- Task objective
The response should be a faithful copy of every record, with nothing left out.

[Dataset rows for apps and sites]

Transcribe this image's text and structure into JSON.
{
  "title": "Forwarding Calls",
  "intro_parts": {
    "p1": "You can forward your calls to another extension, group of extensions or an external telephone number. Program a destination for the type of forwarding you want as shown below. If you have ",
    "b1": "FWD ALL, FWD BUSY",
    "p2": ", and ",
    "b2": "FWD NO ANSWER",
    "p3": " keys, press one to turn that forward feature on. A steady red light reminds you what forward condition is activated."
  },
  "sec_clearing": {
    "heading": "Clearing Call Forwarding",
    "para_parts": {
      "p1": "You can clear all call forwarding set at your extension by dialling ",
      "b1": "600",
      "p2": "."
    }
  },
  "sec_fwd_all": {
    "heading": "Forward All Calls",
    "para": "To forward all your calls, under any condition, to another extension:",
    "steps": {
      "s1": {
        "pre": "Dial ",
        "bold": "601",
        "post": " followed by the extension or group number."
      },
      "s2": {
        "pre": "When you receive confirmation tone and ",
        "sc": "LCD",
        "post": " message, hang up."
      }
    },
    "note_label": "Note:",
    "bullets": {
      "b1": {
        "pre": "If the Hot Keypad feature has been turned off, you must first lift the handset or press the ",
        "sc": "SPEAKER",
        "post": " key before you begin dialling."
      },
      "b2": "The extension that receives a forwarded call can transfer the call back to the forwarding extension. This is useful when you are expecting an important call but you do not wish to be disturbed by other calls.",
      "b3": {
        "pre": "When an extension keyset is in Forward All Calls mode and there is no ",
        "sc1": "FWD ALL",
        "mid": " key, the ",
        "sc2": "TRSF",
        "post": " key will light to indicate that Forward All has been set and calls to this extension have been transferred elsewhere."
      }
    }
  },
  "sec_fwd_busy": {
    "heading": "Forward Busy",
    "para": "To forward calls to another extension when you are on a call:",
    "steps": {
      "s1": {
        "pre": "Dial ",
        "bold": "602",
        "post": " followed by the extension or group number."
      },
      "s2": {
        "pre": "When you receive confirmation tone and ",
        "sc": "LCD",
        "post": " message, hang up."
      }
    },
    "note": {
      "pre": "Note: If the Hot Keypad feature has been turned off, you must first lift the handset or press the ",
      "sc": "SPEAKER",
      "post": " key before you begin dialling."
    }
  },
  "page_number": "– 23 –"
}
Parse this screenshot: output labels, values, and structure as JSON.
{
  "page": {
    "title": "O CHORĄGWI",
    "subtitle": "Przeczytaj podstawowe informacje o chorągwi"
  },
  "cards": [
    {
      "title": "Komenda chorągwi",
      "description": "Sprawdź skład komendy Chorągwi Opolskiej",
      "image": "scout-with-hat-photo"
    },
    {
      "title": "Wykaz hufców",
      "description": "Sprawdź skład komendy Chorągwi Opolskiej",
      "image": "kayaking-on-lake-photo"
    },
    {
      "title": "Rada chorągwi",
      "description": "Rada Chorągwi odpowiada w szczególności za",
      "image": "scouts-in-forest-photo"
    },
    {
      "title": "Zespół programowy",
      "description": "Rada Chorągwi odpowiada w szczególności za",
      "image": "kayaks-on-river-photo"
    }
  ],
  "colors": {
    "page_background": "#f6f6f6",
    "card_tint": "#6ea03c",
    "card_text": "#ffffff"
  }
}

- Task result
Transcribe this image's text and structure into JSON.
{
  "title": "Forwarding Calls",
  "intro_parts": {
    "p1": "You can forward your calls to another extension, group of extensions or an external telephone number. Program a destination for the type of forwarding you want as shown below. If you have ",
    "b1": "FWD ALL, FWD BUSY",
    "p2": ", and ",
    "b2": "FWD NO ANSWER",
    "p3": " keys, press one to turn that forward feature on. A steady red light reminds you what forward condition is activated."
  },
  "sec_clearing": {
    "heading": "Clearing Call Forwarding",
    "para_parts": {
      "p1": "You can clear all call forwarding set at your extension by dialling ",
      "b1": "600",
      "p2": "."
    }
  },
  "sec_fwd_all": {
    "heading": "Forward All Calls",
    "para": "To forward all your calls, under any condition, to another extension:",
    "steps": {
      "s1": {
        "pre": "Dial ",
        "bold": "601",
        "post": " followed by the extension or group number."
      },
      "s2": {
        "pre": "When you receive confirmation tone and ",
        "sc": "LCD",
        "post": " message, hang up."
      }
    },
    "note_label": "Note:",
    "bullets": {
      "b1": {
        "pre": "If the Hot Keypad feature has been turned off, you must first lift the handset or press the ",
        "sc": "SPEAKER",
        "post": " key before you begin dialling."
      },
      "b2": "The extension that receives a forwarded call can transfer the call back to the forwarding extension. This is useful when you are expecting an important call but you do not wish to be disturbed by other calls.",
      "b3": {
        "pre": "When an extension keyset is in Forward All Calls mode and there is no ",
        "sc1": "FWD ALL",
        "mid": " key, the ",
        "sc2": "TRSF",
        "post": " key will light to indicate that Forward All has been set and calls to this extension have been transferred elsewhere."
      }
    }
  },
  "sec_fwd_busy": {
    "heading": "Forward Busy",
    "para": "To forward calls to another extension when you are on a call:",
    "steps": {
      "s1": {
        "pre": "Dial ",
        "bold": "602",
        "post": " followed by the extension or group number."
      },
      "s2": {
        "pre": "When you receive confirmation tone and ",
        "sc": "LCD",
        "post": " message, hang up."
      }
    },
    "note": {
      "pre": "Note: If the Hot Keypad feature has been turned off, you must first lift the handset or press the ",
      "sc": "SPEAKER",
      "post": " key before you begin dialling."
    }
  },
  "page_number": "– 23 –"
}
Parse this screenshot: output labels, values, and structure as JSON.
{
  "page": {
    "title": "O CHORĄGWI",
    "subtitle": "Przeczytaj podstawowe informacje o chorągwi"
  },
  "cards": [
    {
      "title": "Komenda chorągwi",
      "description": "Sprawdź skład komendy Chorągwi Opolskiej",
      "image": "scout-with-hat-photo"
    },
    {
      "title": "Wykaz hufców",
      "description": "Sprawdź skład komendy Chorągwi Opolskiej",
      "image": "kayaking-on-lake-photo"
    },
    {
      "title": "Rada chorągwi",
      "description": "Rada Chorągwi odpowiada w szczególności za",
      "image": "scouts-in-forest-photo"
    },
    {
      "title": "Zespół programowy",
      "description": "Rada Chorągwi odpowiada w szczególności za",
      "image": "kayaks-on-river-photo"
    }
  ],
  "colors": {
    "page_background": "#f6f6f6",
    "card_tint": "#6ea03c",
    "card_text": "#ffffff"
  }
}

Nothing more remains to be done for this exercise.